[Edited 22/09/14 to adapt text to updated Getty embed feature]
Ever heard of Getty Images? You should have, if you are an RA blogger, because lately a lot of his images have been officially been distributed by Getty Images, the world’s largest photo resource bank. Leslie Hassler’s intimate shoot in New York? Getty. The old favourite red-backdropped images from the press tour 2012 by Vera Anderson? Getty. Berlin red carpet in all its glory? Getty. The delicious first outing of the new A___ mane (lately to have been cut back again *meh*) in conjunction with some chest-hairitage at the BAFTA LA tea party 2013? Getty. So we can all agree how important Getty is for the distribution of RA images alone.
Up until now, however, we have been operating in rather shady fields and murky waters. The use of licensed imagery on blogs is subject to permission and fee – which fan bloggers like you and I can not afford. For the most part I, personally, have tried to avoid using licensed imagery on my blog (but I have caved in for my *ooof*s on a regular basis). Essentially, you and I have been infringing on copyrights every time we have illustrated our posts with a professionally taken and licensed image of A___ – an issue I have long been very uncomfortable with…
But Getty will now make it possible for me and countless other non-commercial fanbloggers out there to use its images legally and for free. The solution to our copyright infringement problems is Getty’s new embedding feature. Essentially, the company from now on allows its images to be used on non-commercial blogs and websites in their un-watermarked version for free – that is if you embed the image through their system on their image bank, which will add an automatic attribution bar and link underneath the image as it is embedded in your text.

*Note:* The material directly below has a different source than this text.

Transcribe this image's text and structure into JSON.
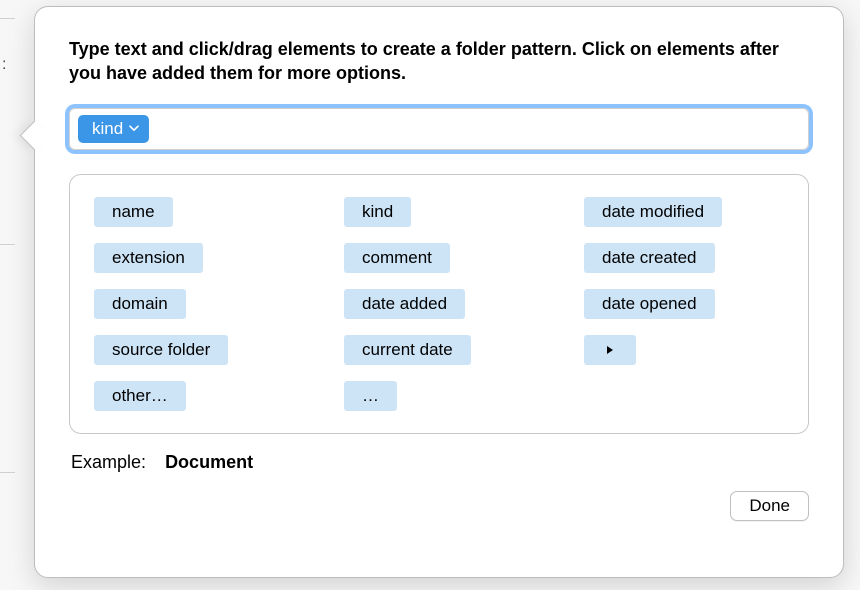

As you can see above here, the embedded image is unwatermarked, it mentions both distributor (Getty) as well as originator of the image (photographer Jim Spellman). For easy Social Media use, sharing options like twitter and tumblr are already included. For you as a blogger the + symbol applies. Click, and a little window pops up with sharing options. The most important little symbol are the two little arrows – if you click on them, you get the embed code for the image in a new window, which you can copy and thereby easily transfer this image into your own blog. (You can try this out right now – move your mouse over the icon above and click – the embed code will appear in a box on top of this image!) As far as I can see you can not play with the size of the image on the Getty page – you can, I suspect, adjust it when you go into your own source code on your blog/webpage.
If you want to embed an A___ image not from someone’s blog but from Getty themselves, you can search for “r___ a___” on their website. Move your mouse over the images, and you will see that some pictures give you the option to embed (look for the icon).
If you click on the </>, the image will appear in its preview in a separate window. The embed code is ready to copy and paste in a box above the image.
On a practical level, Getty acknowledges with this initiative that the battle against copyright infringement within social media has basically been lost. Sharing images has become a daily occurance for almost anyone who has a Twitter, Facebook, or Google+ account. Unfortunately, with losses to photographers – their images are used but the creators do not reap the reward. This initiative by Getty seems to ignore the copyrights of photographers once again, because it is intentionally designed to allow the unlicensed use of the image in digital media. However, much along the lines of my own argument from last year, Getty argues that while the copyright battle is long lost on the web, there is other value to be had, namely proper attribution, direct link-backs to the Getty site with all proper details, and since the embedded images are served from Getty, access to information on who and how that image is being used and viewed.
The last point, as inconspicuous as it sounds – is the crucial point: Getty gets something out of this, even though it is not tangible revenue as such. They get valuable data – about users and distributors of their images, and they will most probably use the opportunity at some stage to show ads either with the embedded image or on the back-end where users can access the embed-code.
The decision to open up the images for free embedding will be viewed controversially among photographers. Aside from a small number of celebrity photographers, the general consensus is that photographers do not exactly amass riches with their work. Losing potential income from the use of their images will be a sore point with them. However, the fact remains that they never received income from illegally pictured, screencapped or unlicensed use of the material in the first place – so what is the loss? Maybe the news will turn out beneficial for photographers, too, in the long run. With better attribution and easier linking, the embed player could certainly help spread the word about photographer’s names and draw commercial users to the correct source.
In the mean time I will shut Guylty the photographer into the basement and go on a massive embedding spree as Guylty the blogger. It’s good to be able to do this legally now…